Adam Mosseri, Facebook’s Vice President of Product Management, announced yesterday an upcoming change to the News Feed ranking algorithm on the service.
Soon, your News Feed will prioritize content from friends over news stories from publishers to address missing important updates from friends because content from professional publishers would get preferential treatment.
Charlie Warzel, writing for BuzzFeed, says that the latest move could indicate that Facebook is worried about professional publishers crowding out the normal people you care about.
Facebook notes that the latest tweak to the News Feed algorithm shouldn’t be confused with an earlier update that tried to ensure that stories posted directly by the friends you care about are higher up in News Feed so that you’re less likely to miss them.
If it’s from your friends, it should be in your News Feed. And with yesterday’s announcement, now it is because posts from your friends will be soon surfaced toward the top of your News Feed. The refreshed algorithm has some smarts, too.
If you tend to like photos from your girlfriend who you’re friends with on Facebook, for example, the updated algorithm will start putting her posts closer to the top of your News Feed.
The social networking firm anticipates that the update might cause reach and referral traffic to decline for some Pages.
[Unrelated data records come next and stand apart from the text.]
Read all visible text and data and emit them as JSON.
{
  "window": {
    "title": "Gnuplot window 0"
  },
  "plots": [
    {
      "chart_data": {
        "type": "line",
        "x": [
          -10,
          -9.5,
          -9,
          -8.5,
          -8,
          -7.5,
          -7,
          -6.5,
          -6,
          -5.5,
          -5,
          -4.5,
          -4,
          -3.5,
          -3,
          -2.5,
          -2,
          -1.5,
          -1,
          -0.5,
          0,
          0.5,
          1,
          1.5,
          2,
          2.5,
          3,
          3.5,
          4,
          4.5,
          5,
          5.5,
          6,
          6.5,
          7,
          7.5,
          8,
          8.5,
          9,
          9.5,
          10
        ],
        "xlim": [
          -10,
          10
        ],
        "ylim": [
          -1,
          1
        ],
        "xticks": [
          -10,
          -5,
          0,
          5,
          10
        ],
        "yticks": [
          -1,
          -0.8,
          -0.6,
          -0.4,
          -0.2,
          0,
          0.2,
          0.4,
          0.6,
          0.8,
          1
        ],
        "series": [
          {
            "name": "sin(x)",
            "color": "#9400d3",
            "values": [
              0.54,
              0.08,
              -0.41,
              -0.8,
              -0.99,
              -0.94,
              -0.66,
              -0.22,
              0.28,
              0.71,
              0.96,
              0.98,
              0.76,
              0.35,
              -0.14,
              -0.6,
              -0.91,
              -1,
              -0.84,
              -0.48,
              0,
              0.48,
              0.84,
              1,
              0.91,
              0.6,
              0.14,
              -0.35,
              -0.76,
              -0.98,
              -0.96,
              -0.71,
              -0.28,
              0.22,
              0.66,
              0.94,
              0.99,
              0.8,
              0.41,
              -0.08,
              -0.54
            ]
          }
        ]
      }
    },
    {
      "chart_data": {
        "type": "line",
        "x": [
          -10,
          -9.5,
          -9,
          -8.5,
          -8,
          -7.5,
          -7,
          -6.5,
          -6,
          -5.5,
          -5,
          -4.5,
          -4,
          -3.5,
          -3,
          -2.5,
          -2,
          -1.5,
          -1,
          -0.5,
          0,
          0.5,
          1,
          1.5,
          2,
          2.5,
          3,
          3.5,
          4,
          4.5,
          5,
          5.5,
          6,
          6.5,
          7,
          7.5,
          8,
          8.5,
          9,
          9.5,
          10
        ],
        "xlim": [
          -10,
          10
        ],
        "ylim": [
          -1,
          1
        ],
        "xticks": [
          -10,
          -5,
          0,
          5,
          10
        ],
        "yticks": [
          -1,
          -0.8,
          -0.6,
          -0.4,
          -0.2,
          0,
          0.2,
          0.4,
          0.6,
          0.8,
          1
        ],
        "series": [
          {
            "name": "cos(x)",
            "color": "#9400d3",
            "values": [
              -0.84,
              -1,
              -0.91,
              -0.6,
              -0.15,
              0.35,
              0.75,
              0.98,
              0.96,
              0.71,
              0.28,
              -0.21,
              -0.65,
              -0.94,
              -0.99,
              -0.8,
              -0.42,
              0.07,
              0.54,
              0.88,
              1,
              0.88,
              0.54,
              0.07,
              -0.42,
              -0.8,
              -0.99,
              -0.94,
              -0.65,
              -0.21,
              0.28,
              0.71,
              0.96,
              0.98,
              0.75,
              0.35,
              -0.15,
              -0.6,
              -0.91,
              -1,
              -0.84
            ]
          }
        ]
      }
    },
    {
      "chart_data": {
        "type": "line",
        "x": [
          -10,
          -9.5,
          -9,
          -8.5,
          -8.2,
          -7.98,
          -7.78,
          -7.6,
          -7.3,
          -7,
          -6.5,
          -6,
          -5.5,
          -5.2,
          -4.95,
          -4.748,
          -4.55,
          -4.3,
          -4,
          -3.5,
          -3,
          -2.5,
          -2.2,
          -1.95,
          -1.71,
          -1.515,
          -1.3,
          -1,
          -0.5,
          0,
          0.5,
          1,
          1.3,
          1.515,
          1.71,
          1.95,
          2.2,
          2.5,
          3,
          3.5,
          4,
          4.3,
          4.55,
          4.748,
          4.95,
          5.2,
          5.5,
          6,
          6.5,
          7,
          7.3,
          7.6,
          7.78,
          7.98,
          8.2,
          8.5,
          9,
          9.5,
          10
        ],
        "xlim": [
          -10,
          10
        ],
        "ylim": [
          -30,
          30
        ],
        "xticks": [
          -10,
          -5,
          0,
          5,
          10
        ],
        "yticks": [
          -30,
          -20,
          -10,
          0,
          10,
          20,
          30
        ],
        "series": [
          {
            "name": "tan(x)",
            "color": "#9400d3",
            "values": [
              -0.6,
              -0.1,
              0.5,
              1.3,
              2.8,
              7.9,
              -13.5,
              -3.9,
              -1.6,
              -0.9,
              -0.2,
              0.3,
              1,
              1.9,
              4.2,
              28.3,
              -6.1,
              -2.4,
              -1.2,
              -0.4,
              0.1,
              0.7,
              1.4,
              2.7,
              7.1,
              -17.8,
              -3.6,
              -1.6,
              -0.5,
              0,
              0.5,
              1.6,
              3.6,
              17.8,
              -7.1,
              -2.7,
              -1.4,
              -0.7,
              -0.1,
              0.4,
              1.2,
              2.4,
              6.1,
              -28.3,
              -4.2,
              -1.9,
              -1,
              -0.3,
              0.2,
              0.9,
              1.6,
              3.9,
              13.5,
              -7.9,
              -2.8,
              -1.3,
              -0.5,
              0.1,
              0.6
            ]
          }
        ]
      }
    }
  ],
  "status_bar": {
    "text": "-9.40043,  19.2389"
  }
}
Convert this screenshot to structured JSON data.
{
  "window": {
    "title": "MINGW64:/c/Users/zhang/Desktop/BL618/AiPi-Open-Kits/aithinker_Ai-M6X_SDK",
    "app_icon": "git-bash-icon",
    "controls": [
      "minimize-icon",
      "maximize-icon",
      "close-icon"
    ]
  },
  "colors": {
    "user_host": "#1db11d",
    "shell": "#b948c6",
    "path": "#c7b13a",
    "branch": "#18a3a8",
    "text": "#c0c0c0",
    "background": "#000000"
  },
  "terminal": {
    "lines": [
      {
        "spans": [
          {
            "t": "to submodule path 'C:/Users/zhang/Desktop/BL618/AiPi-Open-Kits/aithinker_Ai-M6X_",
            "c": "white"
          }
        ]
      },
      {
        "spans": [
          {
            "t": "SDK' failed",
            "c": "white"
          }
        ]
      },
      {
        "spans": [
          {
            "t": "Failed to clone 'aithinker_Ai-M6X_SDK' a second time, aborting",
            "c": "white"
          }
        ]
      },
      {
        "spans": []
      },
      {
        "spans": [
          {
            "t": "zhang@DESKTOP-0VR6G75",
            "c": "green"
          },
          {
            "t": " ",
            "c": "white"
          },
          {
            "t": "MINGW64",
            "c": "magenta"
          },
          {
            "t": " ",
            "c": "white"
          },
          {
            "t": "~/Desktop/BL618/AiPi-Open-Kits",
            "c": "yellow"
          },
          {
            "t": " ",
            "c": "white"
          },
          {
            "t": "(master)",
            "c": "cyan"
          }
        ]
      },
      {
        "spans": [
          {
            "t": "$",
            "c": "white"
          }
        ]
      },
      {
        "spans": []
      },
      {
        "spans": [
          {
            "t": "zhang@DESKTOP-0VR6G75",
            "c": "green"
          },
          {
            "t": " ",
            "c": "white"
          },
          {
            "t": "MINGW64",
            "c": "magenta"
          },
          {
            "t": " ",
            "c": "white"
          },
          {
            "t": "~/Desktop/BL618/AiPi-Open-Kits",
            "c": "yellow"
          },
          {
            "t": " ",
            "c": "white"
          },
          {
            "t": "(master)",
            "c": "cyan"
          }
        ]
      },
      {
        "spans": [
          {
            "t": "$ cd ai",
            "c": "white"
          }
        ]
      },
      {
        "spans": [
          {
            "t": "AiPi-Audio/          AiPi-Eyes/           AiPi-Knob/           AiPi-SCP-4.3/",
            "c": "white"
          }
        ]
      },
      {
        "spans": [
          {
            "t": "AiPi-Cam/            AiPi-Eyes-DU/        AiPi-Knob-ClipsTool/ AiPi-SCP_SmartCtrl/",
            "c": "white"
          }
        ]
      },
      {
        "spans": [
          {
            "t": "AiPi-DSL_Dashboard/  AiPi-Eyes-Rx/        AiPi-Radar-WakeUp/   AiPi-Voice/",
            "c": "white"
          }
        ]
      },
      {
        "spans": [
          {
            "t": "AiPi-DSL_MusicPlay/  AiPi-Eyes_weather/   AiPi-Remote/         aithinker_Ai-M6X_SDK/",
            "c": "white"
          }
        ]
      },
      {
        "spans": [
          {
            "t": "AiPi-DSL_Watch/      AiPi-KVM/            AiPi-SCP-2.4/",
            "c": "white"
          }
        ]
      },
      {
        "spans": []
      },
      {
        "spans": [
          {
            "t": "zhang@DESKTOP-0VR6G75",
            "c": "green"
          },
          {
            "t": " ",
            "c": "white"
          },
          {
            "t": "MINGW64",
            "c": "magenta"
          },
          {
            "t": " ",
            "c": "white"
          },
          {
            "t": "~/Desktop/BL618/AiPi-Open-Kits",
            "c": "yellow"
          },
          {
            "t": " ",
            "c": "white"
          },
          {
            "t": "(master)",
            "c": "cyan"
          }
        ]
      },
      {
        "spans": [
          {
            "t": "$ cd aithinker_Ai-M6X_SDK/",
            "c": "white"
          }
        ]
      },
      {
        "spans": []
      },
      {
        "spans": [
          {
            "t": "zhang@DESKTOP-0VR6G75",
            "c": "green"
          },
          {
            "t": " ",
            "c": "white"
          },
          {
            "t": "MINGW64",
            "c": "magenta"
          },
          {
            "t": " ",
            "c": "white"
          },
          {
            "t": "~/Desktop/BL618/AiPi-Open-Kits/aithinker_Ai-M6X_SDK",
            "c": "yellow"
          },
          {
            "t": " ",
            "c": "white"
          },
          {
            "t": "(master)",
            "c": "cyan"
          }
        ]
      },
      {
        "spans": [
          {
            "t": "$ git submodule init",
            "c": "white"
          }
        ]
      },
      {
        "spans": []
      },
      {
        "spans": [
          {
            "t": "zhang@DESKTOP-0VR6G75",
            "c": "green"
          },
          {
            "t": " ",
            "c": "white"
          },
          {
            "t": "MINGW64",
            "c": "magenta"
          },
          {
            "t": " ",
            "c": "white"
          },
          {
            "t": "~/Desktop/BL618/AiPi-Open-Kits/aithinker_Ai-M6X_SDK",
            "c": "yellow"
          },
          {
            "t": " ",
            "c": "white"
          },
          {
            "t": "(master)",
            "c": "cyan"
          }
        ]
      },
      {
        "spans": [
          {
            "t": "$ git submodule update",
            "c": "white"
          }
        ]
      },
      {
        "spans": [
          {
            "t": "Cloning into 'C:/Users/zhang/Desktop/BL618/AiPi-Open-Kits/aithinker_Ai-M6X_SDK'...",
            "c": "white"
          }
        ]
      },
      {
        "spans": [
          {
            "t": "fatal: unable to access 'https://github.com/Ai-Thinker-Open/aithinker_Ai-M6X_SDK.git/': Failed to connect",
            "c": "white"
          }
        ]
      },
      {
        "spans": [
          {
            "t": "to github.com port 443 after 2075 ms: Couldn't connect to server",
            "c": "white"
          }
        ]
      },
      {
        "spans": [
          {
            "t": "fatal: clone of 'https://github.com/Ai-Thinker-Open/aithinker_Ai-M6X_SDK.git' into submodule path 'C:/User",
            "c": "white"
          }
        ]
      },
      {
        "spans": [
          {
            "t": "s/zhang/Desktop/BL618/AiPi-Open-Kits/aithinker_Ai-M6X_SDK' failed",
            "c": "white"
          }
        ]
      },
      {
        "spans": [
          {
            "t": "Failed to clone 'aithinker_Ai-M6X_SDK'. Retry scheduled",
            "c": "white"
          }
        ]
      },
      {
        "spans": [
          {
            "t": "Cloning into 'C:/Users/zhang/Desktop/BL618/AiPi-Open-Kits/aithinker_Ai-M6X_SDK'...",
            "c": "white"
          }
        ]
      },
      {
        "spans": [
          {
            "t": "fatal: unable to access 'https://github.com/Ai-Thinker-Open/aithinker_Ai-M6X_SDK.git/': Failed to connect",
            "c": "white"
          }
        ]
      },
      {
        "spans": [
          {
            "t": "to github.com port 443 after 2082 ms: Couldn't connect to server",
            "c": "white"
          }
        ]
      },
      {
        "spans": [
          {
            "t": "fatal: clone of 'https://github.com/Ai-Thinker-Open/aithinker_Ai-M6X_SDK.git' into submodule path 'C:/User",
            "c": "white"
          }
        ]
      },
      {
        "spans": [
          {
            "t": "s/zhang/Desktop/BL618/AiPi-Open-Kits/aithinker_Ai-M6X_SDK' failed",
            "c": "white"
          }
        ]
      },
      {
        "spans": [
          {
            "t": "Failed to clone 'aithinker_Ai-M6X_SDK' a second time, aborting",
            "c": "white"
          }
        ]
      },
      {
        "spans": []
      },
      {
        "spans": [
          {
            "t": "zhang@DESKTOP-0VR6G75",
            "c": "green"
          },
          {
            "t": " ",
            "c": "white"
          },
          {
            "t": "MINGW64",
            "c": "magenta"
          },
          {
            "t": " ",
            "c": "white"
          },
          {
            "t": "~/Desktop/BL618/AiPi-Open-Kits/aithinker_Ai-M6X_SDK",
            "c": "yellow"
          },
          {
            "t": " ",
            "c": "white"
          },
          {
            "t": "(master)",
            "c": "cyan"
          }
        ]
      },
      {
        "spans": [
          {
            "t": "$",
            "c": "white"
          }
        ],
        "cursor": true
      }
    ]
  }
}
There has been some contention that Facebook basically has the power to decide what people read every day in their News Feed.
Unsurprisingly, the company disagrees.
“We don’t favor specific kinds of sources—or ideas,” reads the post.
“We are not in the business of picking which issues the world should read about,” said the company. “We are in the business of connecting people and ideas—and matching people with the stories they find most meaningful.”
Daring Fireball’s John Gruber opines that news organizations are now going to have to pay more for worse placement in users’ News Feeds as Facebook will now prioritize content from friends.
“You can call this unsettling if you want,” he added. “I’d call it unsurprising.”
And when it comes to the endless News Feed algorithm iterations, Facebook views its work as “only one percent finished” so expect them to continue soliciting feedback regarding what has become arguably the most controversial feature of Facebook.

Kevin Nether